Records supplied
* * * *
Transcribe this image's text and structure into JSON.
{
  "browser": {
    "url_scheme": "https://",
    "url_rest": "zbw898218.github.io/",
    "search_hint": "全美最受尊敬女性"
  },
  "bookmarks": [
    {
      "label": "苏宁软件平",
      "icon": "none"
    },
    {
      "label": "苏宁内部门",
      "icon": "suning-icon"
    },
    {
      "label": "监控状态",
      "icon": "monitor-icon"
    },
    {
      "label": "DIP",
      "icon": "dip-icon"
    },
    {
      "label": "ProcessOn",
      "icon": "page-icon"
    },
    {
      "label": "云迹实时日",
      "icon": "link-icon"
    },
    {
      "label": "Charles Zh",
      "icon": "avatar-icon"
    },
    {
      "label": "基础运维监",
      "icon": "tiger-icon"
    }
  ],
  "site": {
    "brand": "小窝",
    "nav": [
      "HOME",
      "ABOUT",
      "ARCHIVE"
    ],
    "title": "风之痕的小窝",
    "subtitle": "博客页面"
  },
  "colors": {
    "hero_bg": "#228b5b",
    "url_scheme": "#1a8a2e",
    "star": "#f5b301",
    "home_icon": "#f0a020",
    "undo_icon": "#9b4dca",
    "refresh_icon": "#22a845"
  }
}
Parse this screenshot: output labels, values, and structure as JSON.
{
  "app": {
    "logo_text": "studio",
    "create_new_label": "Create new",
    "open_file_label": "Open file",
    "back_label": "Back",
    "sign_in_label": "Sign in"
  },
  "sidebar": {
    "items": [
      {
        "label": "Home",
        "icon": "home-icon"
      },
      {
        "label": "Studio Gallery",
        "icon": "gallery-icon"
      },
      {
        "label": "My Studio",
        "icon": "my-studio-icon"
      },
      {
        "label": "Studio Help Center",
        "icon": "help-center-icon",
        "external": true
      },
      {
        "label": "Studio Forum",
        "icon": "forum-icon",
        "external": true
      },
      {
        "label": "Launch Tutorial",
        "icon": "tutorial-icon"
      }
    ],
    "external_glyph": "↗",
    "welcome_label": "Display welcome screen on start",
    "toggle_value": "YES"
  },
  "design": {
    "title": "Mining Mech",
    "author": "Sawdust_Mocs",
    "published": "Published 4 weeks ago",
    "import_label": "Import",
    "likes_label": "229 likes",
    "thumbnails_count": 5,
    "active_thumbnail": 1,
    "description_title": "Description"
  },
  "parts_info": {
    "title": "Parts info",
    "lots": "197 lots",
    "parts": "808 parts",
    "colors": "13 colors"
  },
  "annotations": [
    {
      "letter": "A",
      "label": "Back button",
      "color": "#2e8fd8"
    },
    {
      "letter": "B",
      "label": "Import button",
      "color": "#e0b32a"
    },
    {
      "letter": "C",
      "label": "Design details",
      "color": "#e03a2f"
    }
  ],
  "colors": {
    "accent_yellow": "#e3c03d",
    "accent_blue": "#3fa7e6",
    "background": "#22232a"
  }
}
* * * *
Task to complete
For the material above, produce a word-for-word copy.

Result for this task
Transcribe this image's text and structure into JSON.
{
  "browser": {
    "url_scheme": "https://",
    "url_rest": "zbw898218.github.io/",
    "search_hint": "全美最受尊敬女性"
  },
  "bookmarks": [
    {
      "label": "苏宁软件平",
      "icon": "none"
    },
    {
      "label": "苏宁内部门",
      "icon": "suning-icon"
    },
    {
      "label": "监控状态",
      "icon": "monitor-icon"
    },
    {
      "label": "DIP",
      "icon": "dip-icon"
    },
    {
      "label": "ProcessOn",
      "icon": "page-icon"
    },
    {
      "label": "云迹实时日",
      "icon": "link-icon"
    },
    {
      "label": "Charles Zh",
      "icon": "avatar-icon"
    },
    {
      "label": "基础运维监",
      "icon": "tiger-icon"
    }
  ],
  "site": {
    "brand": "小窝",
    "nav": [
      "HOME",
      "ABOUT",
      "ARCHIVE"
    ],
    "title": "风之痕的小窝",
    "subtitle": "博客页面"
  },
  "colors": {
    "hero_bg": "#228b5b",
    "url_scheme": "#1a8a2e",
    "star": "#f5b301",
    "home_icon": "#f0a020",
    "undo_icon": "#9b4dca",
    "refresh_icon": "#22a845"
  }
}
Parse this screenshot: output labels, values, and structure as JSON.
{
  "app": {
    "logo_text": "studio",
    "create_new_label": "Create new",
    "open_file_label": "Open file",
    "back_label": "Back",
    "sign_in_label": "Sign in"
  },
  "sidebar": {
    "items": [
      {
        "label": "Home",
        "icon": "home-icon"
      },
      {
        "label": "Studio Gallery",
        "icon": "gallery-icon"
      },
      {
        "label": "My Studio",
        "icon": "my-studio-icon"
      },
      {
        "label": "Studio Help Center",
        "icon": "help-center-icon",
        "external": true
      },
      {
        "label": "Studio Forum",
        "icon": "forum-icon",
        "external": true
      },
      {
        "label": "Launch Tutorial",
        "icon": "tutorial-icon"
      }
    ],
    "external_glyph": "↗",
    "welcome_label": "Display welcome screen on start",
    "toggle_value": "YES"
  },
  "design": {
    "title": "Mining Mech",
    "author": "Sawdust_Mocs",
    "published": "Published 4 weeks ago",
    "import_label": "Import",
    "likes_label": "229 likes",
    "thumbnails_count": 5,
    "active_thumbnail": 1,
    "description_title": "Description"
  },
  "parts_info": {
    "title": "Parts info",
    "lots": "197 lots",
    "parts": "808 parts",
    "colors": "13 colors"
  },
  "annotations": [
    {
      "letter": "A",
      "label": "Back button",
      "color": "#2e8fd8"
    },
    {
      "letter": "B",
      "label": "Import button",
      "color": "#e0b32a"
    },
    {
      "letter": "C",
      "label": "Design details",
      "color": "#e03a2f"
    }
  ],
  "colors": {
    "accent_yellow": "#e3c03d",
    "accent_blue": "#3fa7e6",
    "background": "#22232a"
  }
}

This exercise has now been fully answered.